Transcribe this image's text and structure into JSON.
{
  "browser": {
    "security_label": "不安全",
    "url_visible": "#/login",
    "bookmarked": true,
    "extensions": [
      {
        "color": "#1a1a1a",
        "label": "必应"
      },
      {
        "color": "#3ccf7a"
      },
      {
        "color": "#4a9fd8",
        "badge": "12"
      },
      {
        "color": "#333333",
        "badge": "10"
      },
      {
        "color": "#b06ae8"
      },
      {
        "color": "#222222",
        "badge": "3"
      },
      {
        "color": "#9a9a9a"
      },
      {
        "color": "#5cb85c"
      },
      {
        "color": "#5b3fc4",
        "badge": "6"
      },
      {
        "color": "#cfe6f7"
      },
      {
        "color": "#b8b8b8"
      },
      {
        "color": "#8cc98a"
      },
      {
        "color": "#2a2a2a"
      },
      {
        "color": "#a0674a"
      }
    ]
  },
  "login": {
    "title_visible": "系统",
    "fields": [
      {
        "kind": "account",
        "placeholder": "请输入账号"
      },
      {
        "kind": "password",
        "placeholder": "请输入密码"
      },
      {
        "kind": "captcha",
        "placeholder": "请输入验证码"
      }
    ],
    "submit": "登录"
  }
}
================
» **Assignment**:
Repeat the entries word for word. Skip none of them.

» **Task output**:
Transcribe this image's text and structure into JSON.
{
  "browser": {
    "security_label": "不安全",
    "url_visible": "#/login",
    "bookmarked": true,
    "extensions": [
      {
        "color": "#1a1a1a",
        "label": "必应"
      },
      {
        "color": "#3ccf7a"
      },
      {
        "color": "#4a9fd8",
        "badge": "12"
      },
      {
        "color": "#333333",
        "badge": "10"
      },
      {
        "color": "#b06ae8"
      },
      {
        "color": "#222222",
        "badge": "3"
      },
      {
        "color": "#9a9a9a"
      },
      {
        "color": "#5cb85c"
      },
      {
        "color": "#5b3fc4",
        "badge": "6"
      },
      {
        "color": "#cfe6f7"
      },
      {
        "color": "#b8b8b8"
      },
      {
        "color": "#8cc98a"
      },
      {
        "color": "#2a2a2a"
      },
      {
        "color": "#a0674a"
      }
    ]
  },
  "login": {
    "title_visible": "系统",
    "fields": [
      {
        "kind": "account",
        "placeholder": "请输入账号"
      },
      {
        "kind": "password",
        "placeholder": "请输入密码"
      },
      {
        "kind": "captcha",
        "placeholder": "请输入验证码"
      }
    ],
    "submit": "登录"
  }
}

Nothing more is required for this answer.